ITER PDDG, Norbert Holtkamp (right), carefully listening to the explanations given by Thierry Flament from AREVA Company.
As the ITER Hot Cell Facility is taking shape — at least on the drawing board (see related article) — a party from the ITER Organization visited the AREVA plant in La Hague, Normandy, in far north France. There, on this 350 hectares site, spent power reactor fuel is being reprocessed. The plant employs 3200 staff and 5000 subcontractors.

The objective of the visit by IO representatives to La Hague was to see this large industrial nuclear facility, especially its Hot Cells," Magali Benchikhoune, Leader of the ITER Hot Cell Section, summarized. Further discussed were various design issues, means of optimization based on a broad feedback, and — last but not least — issues of maintainability and operability in nuclear zones where remote handling is mandatory.

Yury started on June 1st as a Coil Designer in the Magnet Division of the Tokamak Department. He is Russian and after his studies in Electrical Engineering and Applied Superconductivity in Moscow, he spent four years at the Kurchatov Institute, participating in the design, manufacturing and testing of superconducting coils. He then did his PhD on high-temperature superconducting coils in Kyushu University, Japan for three years. For the last 8 years, Yury did Post-Doctorate research at the University of Twente in the Netherlands, and in that capacity he did a lot of work for the ITER magnet system.

On 25 June over 100 JET staff, past and present, came together to celebrate the 25th anniversary of JET's first pulse — Day 1.

Paul-Henri Rebut, who had led the design team from its inception in 1973 and who went on to become the second JET Director gave a fascinating talk on the development of the project. (download a PDF of the talk).

Francesco Romanelli, the current director, talked of JET's progress to date and particularly its role in relation to ITER: "During the ITER construction phase JET will remain the best asset of the world fusion community. JET is the machine closest to the ITER parameters and the only one that can use Tritium and Beryllium. In the next years, until the upgrade of JT60-U is completed, JET will be the largest tokamak of its class in operation and therefore will be the ideal machine where the scientists who will collaborate on ITER can start working together to develop a common strategy on ITER scenarios, where natural leaderships can emerge and where researchers can be trained on how to operate a multi-MA device. To this aim JET is further opening to the participation of all the other ITER Parties."

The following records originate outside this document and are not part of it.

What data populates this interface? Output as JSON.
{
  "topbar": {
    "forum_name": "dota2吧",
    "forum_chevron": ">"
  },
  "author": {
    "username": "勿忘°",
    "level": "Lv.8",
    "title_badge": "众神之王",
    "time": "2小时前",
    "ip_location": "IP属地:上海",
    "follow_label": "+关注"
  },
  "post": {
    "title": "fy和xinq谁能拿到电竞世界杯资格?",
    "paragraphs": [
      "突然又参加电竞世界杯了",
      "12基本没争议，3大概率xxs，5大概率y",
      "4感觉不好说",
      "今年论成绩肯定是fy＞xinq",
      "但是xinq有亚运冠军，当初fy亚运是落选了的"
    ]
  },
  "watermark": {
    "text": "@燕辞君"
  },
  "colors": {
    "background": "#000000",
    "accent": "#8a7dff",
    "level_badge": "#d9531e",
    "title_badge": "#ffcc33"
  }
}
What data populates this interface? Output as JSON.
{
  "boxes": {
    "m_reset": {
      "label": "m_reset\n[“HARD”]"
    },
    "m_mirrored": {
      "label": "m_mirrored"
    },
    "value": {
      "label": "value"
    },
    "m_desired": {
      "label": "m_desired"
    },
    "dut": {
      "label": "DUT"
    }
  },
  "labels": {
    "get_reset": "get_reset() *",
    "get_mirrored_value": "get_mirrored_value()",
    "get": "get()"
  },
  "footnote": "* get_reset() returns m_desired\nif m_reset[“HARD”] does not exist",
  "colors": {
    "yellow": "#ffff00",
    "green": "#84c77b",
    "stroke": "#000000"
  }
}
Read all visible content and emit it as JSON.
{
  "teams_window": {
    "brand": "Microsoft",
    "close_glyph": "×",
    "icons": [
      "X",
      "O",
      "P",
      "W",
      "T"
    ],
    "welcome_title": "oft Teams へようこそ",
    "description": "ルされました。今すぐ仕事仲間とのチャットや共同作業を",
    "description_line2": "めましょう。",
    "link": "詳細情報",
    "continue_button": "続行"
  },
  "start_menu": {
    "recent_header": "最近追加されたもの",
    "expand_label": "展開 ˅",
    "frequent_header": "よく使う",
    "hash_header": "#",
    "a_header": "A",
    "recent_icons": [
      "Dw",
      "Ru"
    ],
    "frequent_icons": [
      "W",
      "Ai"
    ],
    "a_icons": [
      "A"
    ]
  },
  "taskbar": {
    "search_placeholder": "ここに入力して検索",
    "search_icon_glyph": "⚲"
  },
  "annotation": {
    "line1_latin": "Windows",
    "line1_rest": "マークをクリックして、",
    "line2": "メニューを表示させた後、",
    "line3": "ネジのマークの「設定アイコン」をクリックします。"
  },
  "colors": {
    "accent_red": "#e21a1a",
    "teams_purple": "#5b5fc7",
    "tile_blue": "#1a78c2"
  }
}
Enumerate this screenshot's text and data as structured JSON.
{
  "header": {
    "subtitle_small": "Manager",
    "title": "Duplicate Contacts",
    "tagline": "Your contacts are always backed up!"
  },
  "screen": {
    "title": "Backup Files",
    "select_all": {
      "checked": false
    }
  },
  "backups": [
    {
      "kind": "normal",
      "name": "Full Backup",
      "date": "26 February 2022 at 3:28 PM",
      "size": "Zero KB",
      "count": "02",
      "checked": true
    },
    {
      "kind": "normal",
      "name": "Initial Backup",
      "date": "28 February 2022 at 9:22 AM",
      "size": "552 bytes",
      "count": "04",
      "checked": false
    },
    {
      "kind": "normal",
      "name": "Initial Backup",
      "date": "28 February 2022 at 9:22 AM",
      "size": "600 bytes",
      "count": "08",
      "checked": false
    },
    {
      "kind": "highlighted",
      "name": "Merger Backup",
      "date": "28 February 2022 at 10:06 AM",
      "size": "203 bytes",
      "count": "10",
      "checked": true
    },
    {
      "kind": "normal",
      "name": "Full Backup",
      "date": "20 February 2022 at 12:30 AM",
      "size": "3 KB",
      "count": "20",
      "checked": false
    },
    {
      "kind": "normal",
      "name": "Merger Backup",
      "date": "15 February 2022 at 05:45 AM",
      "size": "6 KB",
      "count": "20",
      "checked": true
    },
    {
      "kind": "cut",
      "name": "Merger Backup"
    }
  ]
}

The ITER Domestic Agency in Japan, ITER-JADA, has updated its website on ITER (English version is limited):


There is also an updated page of the ITER site preparations, for the moment only in Japanese:


They call it "Hot Sell", the "Eater Restaurant" and it is definitely the place to check out if you want to know what SRD really stands for or what the ITER Tritium Plant will look like when it is grown up. Where to find it? The Catia model serves food (during business hours) in office 16, building 519. But please don't forget to make a reservation!